Two weeks after George Will's high-profile call for withdrawal in the pages of the Washington Post, another celebrity journalist has weighed in on the Afghanistan question. Also writing from the Post, Fareed Zakaria, globetrotting urbanity personified, has offered a counterpoint to Will's bow-tie betrayal of the conservative line. But mere hours after Zakaria's "withdrawal is not an option," Columbia's Adlai E. Stevenson Professor of International Affairs, Robert Jervis, had an opposing argument up on Foreign Policy's AfPak Channel blog. Here are the two new views:

  • Stay for Security, and Learn to Deal  Zakaria's op-ed argued that "the most important reality of the post-Sept. 11 world has been the lack of any major follow-up attack. That's largely because al-Qaeda has been on the run in Afghanistan and Pakistan." So "it's time to get real," Zakaria wrote. Withdrawal won't work, but deal making will by "shrink[ing] the number of enemy forces by making them switch sides or lay down their arms." Success in Afghanistan is not about ending poverty or corruption, but about rendering the country "inhospitable to al-Qaeda and similar terrorist groups."
  • Withdrawal Harm is Exaggerated, and Not an Excuse to Stay  Jervis took issue with Zakaria's and others' fundamental A to B arguments: that our withdrawal would have negative consequences, and that thus we must stay. He couched his insightful critique of this response, however, in regrettably mangled prose:

Of course Yogi Berra was right when he said that prediction is difficult, especially about the future. But once we move beyond the alluring but unsustainable claim that our inability to exclude the possibility that withdrawing would be very harmful means that we must fight, it becomes clear that we are building a large and risky war on predictions that call for closer examination.

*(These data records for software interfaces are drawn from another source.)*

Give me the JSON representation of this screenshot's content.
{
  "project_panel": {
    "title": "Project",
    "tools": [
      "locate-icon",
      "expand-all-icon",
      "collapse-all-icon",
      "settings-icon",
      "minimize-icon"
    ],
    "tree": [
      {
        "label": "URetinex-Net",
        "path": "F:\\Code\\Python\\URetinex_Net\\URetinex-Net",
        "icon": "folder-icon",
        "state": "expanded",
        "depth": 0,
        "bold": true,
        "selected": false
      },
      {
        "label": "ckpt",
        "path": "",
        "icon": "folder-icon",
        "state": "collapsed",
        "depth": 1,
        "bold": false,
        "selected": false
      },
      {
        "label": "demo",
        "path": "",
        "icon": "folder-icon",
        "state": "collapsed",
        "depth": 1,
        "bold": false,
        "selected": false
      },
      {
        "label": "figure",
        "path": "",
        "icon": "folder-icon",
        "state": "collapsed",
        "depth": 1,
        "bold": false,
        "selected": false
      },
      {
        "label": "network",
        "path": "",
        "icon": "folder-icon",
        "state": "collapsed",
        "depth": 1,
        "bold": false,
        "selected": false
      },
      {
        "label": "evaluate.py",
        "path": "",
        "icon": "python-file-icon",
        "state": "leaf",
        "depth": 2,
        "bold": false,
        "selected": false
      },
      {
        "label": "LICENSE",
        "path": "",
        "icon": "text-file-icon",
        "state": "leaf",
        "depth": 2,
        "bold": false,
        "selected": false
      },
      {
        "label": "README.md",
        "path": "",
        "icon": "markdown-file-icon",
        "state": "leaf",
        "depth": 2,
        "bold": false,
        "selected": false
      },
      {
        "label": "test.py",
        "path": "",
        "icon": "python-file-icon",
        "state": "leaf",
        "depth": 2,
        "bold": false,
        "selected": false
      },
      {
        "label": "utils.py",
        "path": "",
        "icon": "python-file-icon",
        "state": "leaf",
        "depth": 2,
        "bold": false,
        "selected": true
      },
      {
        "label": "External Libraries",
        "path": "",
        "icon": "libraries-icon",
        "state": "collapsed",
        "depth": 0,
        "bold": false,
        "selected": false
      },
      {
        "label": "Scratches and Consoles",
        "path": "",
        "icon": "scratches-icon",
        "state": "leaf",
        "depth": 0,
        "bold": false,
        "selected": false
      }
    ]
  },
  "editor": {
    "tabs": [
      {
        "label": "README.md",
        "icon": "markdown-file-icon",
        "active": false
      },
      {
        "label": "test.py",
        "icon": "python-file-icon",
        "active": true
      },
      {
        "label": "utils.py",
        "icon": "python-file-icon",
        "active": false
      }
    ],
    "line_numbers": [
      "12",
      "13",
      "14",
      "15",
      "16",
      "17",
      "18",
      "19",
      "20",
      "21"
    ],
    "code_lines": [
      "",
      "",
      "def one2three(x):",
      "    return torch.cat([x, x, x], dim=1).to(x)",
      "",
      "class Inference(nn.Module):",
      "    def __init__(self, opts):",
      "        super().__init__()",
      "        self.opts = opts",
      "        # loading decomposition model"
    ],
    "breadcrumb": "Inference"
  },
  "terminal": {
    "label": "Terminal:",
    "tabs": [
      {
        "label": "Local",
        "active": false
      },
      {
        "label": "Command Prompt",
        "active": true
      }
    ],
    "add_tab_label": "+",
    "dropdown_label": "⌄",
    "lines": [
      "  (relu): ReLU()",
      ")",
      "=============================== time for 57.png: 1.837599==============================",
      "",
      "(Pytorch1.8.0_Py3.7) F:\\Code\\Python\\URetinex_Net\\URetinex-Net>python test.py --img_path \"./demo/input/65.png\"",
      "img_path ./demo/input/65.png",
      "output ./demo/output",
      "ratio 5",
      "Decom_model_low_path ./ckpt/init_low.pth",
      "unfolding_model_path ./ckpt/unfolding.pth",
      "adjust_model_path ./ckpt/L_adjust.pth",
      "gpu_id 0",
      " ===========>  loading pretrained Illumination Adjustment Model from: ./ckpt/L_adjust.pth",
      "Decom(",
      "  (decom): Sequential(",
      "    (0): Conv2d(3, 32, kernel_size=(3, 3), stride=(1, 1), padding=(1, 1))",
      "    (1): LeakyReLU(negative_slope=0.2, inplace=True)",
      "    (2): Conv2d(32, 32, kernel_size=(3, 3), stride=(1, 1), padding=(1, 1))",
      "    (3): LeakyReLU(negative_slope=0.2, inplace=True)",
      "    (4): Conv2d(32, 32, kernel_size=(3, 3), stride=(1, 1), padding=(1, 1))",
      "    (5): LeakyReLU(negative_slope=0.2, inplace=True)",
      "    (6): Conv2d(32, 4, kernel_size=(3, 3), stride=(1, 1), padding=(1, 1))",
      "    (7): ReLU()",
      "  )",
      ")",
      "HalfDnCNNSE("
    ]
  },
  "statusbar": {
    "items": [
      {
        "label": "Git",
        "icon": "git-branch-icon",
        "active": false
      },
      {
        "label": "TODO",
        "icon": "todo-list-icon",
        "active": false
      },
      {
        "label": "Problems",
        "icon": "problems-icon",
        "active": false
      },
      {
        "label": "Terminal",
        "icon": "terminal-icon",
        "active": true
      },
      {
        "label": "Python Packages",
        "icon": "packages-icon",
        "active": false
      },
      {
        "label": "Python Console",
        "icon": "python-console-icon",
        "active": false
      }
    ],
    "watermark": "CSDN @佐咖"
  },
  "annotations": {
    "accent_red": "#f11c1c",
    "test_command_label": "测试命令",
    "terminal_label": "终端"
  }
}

Stripping away the labyrinthine verbiage: we shouldn't keep wasting money and lives just because there might be a negative consequence if we stopped.